Chichén Itzá is a large Mayan archaeological site and one of the most notable and recognized landmarks on the Yucatán. The site itself was originally a main hub of Mayan civilization and has since been named a UNESCO World Heritage Site. The focal point of the ruins is the pyramid-like El Castillo that was once used by Mayans as a temple for worship.
To escape the frantic beat of Cancún’s nightlife and beaches, head to Isla Mujeres (or the Island of Women). There is little to do on this small island just 8 miles off the Yucatán Peninsula, but travelers like it that way. Despite the island’s sleepy reputation, it hosts a few sites worth checking out. One is the Hacienda Mundaca, the ruined mansion of a 19th-century slave trader named Mundaca.
Widely considered a locals beach spot, travelers laud Playa Tortugas for its relaxed atmosphere and clean sands. The area also has several open-air restaurants that make for great evening dining.
El Rey Ruins
While they may not have the awe factor of Chichén Itzá, El Rey Ruins have convenience on their side. Located in the heart of the Hotel Zone, these ruins are extremely accessible to visitors, and the site’s small size makes it easy to see in a short time.
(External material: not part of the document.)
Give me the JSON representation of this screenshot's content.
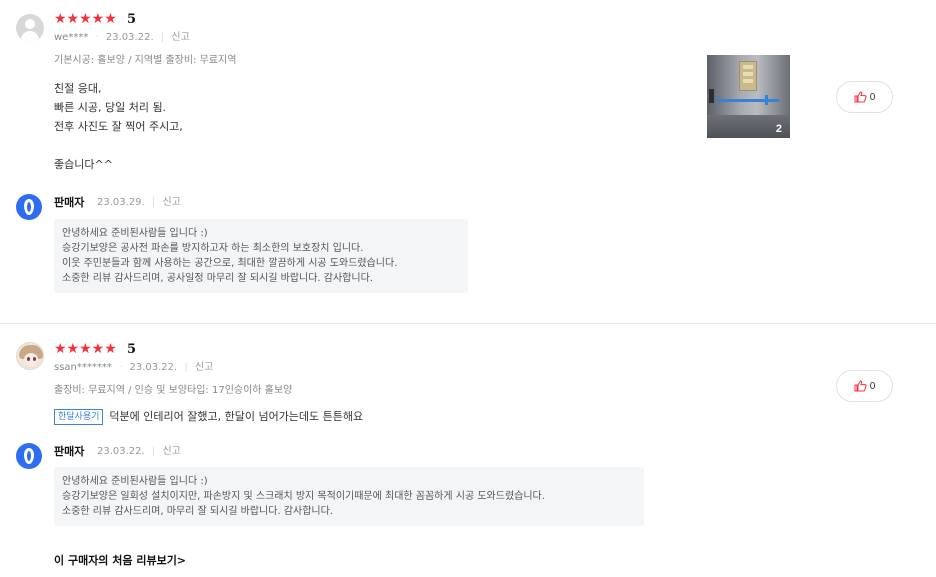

If you’re visiting Cancún with kids in tow, the Interactive Aquarium is worth a look. Located in the La Isla Shopping Village just west of the Hotel Zone, this family-friendly attraction takes a hands-on approach to educating visitors about local marine life. From touch tanks to dolphin swims to shark feedings, you’ll get up close and personal with several underwater dwellers.